Loma Linda and Logan's Crossing trails photos

It is rattlesnake season on the trails and in the parks!  Keep yourself and your pets safe and be aware of your surroundings.  If you encounter a rattlesnake in an urban area near your house, you may call the fire department to remove it.  For more information on living with venomous retiles in our area, please click here.

Oro Valley has a dynamic trail system for hikers, bikers, inline skaters, runners, equestrians and other users.  It is comprised of several types of surfaces, including paved paths (shared use paths), “smooth” trails, and more “primitive” trails.
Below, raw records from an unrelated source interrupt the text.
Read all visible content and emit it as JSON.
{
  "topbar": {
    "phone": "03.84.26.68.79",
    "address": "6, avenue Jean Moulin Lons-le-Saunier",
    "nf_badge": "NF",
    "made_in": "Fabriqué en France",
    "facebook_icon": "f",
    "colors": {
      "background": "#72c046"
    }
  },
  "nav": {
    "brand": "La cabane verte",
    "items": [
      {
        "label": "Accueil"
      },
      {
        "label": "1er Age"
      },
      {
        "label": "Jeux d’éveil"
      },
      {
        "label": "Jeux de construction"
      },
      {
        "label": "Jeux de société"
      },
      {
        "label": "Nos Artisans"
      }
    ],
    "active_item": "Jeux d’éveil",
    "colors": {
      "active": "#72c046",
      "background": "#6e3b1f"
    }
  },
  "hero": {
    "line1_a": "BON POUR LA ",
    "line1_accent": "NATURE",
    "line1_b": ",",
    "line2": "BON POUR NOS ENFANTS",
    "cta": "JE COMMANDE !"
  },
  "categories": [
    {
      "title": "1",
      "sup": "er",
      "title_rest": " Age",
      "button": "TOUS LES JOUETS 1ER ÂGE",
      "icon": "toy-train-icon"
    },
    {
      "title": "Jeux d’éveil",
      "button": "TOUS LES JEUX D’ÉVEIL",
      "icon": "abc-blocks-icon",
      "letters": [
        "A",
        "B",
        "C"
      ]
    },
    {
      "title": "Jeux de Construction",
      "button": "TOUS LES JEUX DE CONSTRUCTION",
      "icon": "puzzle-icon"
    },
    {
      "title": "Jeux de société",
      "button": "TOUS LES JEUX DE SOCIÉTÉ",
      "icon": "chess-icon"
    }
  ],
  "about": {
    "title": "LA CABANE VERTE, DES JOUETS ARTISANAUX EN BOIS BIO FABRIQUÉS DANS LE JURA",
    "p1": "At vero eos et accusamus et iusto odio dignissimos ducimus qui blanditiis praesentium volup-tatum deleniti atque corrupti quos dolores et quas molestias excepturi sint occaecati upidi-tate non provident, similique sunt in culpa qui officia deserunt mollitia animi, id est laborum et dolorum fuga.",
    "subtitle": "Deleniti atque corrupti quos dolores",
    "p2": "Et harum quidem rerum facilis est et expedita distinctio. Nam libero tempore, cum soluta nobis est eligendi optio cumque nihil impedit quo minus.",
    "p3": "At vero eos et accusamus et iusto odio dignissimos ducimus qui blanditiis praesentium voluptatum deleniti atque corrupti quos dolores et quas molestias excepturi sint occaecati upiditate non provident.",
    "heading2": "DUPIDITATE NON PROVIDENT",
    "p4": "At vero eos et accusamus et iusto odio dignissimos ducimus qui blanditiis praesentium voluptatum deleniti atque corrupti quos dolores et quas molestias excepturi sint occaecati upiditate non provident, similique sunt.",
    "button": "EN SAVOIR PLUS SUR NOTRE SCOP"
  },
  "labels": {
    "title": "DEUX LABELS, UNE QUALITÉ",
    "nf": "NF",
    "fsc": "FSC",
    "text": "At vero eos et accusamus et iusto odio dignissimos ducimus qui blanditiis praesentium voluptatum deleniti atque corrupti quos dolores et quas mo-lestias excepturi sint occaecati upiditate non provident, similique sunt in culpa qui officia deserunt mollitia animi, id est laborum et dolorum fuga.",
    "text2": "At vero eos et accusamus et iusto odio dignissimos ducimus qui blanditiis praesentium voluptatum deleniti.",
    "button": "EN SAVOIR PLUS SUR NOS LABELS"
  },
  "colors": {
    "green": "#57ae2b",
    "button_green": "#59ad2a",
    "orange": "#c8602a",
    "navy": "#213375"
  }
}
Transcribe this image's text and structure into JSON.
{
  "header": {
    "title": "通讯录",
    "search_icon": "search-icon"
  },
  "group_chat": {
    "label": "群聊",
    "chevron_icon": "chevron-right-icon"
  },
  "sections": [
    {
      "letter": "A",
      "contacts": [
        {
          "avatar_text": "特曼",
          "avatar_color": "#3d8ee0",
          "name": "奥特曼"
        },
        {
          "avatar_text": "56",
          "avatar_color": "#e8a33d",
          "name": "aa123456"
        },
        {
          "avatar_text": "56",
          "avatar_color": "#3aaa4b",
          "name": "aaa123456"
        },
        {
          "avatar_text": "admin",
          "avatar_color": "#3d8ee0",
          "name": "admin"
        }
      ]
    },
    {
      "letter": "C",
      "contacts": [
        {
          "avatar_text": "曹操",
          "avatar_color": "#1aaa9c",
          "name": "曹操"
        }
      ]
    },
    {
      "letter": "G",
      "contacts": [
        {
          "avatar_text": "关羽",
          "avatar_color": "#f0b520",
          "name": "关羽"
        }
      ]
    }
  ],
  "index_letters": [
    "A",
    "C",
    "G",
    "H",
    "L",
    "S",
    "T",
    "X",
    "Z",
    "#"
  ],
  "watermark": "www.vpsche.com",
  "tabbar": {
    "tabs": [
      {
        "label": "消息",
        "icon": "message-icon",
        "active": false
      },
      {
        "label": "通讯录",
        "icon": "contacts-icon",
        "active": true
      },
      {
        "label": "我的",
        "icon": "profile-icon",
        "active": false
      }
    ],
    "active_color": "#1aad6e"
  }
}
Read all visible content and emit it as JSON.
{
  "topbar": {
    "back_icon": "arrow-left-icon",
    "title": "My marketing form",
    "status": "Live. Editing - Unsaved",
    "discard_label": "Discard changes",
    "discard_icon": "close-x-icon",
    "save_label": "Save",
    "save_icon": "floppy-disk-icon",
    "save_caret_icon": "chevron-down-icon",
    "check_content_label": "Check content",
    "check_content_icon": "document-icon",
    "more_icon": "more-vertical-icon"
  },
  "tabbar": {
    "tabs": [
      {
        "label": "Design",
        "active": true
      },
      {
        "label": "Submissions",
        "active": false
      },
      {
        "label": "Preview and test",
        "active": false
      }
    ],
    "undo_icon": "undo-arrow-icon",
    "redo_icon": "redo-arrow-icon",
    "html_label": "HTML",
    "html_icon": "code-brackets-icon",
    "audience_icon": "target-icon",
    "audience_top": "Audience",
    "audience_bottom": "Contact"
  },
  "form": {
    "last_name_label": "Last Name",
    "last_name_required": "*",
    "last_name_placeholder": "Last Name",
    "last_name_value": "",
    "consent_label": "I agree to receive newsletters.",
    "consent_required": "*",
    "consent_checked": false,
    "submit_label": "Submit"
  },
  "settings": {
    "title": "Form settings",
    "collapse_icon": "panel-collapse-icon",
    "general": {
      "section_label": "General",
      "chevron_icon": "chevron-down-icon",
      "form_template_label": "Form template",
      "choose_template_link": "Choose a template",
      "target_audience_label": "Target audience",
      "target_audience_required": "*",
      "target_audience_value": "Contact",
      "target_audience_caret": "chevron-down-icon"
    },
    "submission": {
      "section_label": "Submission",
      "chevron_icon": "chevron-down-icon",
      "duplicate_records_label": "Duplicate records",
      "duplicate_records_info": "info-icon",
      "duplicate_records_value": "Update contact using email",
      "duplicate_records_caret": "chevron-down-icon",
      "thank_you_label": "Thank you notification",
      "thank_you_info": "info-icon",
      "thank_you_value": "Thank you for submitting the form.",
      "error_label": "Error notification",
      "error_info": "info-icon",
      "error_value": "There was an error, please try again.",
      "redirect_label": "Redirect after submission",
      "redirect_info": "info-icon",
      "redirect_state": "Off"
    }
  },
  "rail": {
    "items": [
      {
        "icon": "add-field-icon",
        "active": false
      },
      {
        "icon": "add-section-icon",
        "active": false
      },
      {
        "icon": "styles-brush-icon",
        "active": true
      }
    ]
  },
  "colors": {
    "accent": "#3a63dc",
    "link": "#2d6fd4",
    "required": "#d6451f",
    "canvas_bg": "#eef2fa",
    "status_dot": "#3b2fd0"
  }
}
The shared use paths exist along Lambert Lane, Naranja Drive, La Cañada Drive, First Avenue, and Tangerine Road.  Additional paths along the Cañada del Oro Wash and Big Wash are part of Pima County's Loop system.  More information on these shared use paths can be found on the Town’s Bicycling page.

In contrast to the existing shared use paths, many of the Town’s 54.5 miles of trails are dirt trails.  Some are “cultivated” trails; that is, they have been cleared “smooth” by man and may contain decomposed granite as a hiking surface.  In general, these types of trails are those that run through or adjacent to subdivisions. 

The Town’s “primitive” trails are mainly dirt trails which have been delineated by rock cairns or other natural barriers.  Many of these trails feature steep slopes or other similar rough terrain.  They are usually on the outer edge of the Town’s limits, or within areas that are considered “natural” or “open space” within subdivisions.  Many of these primitive trails follow the course of a wash or run adjacent to it, which may mean that in times of heavy rains, these trails may be impassable or even dangerous.  An example of this type of trail is the trail that is heavily used by equestrians, the trail that runs within the CDO wash itself.

It is the Town’s goal to provide an interconnected trail system that can be used by both recreational as well as more “serious” users.  It is part of a trail system that has been delineated in such plans as the Town’s Oro Valley Trails Task Force Report, the Town's Parks, Open Space and Trails Reports, Eastern Pima County Master Trails Plan, and the CDO Linear Park Plan.

The Town is responsible for approximately 30 miles of the trails within Town limits.  Other existing trails may fall under the jurisdiction of a Homeowner’s Association or of a private developer.  The Town has established an Adopt A Trail program to allow interested residents and groups to adopt portions of trails that are controlled by the Town.